In some states, real estate attorneys are a regular part of the homebuying process. Even in states where this isn’t the case, however, a complex transaction may need an attorney’s assistance. After all, if you don’t use an attorney and the transaction later goes awry, you’ll still have to hire one, at much greater time and cost. Save yourself the headache by working with a lawyer to structure the deal, not salvage it.
What's legally unusual? In some cases, you’ll know from the beginning that the transaction will be a complex one. In any of the following situations, for example, a lawyer’s help will be crucial:
Complexities may also arise in the course of making a purchase offer or conducting negotiations with the seller, including during the escrow period. Getting an attorney involved in any of the following situations will be a wise move:

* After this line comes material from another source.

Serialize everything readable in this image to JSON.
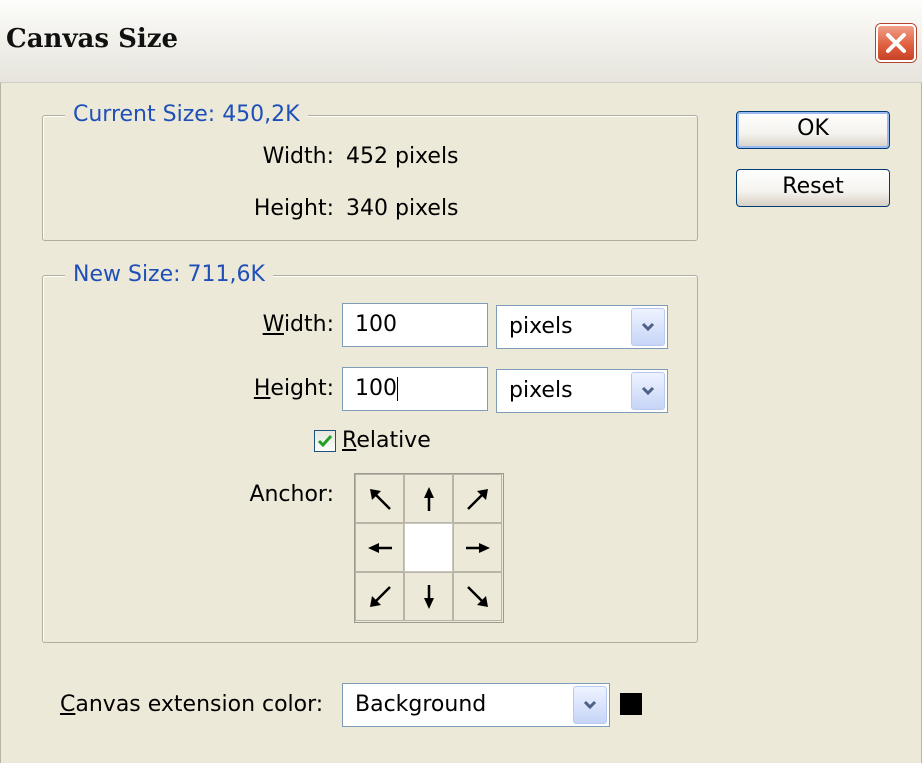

Easements are another classic example of when a lawyer’s help might be warranted. For example, let’s say the home’s seller and next-door neighbors have a verbal easement allowing the neighbors to access their car’s parking spot through the seller's driveway. If you are the home’s buyer, you might want to know exactly what the neighbor’s rights are – and the limits on those rights, just in case. You’d naturally wanted to have this arrangement reduced to writing. That writing is very the sort of thing a lawyer should really draft, to make sure nothing is left out.
Most home purchases don’t need a lawyer's assistance. Nevertheless, if yours presents any unusual situation or complexity, hiring a lawyer can be a cost-effective way of preventing later disputes and litigation.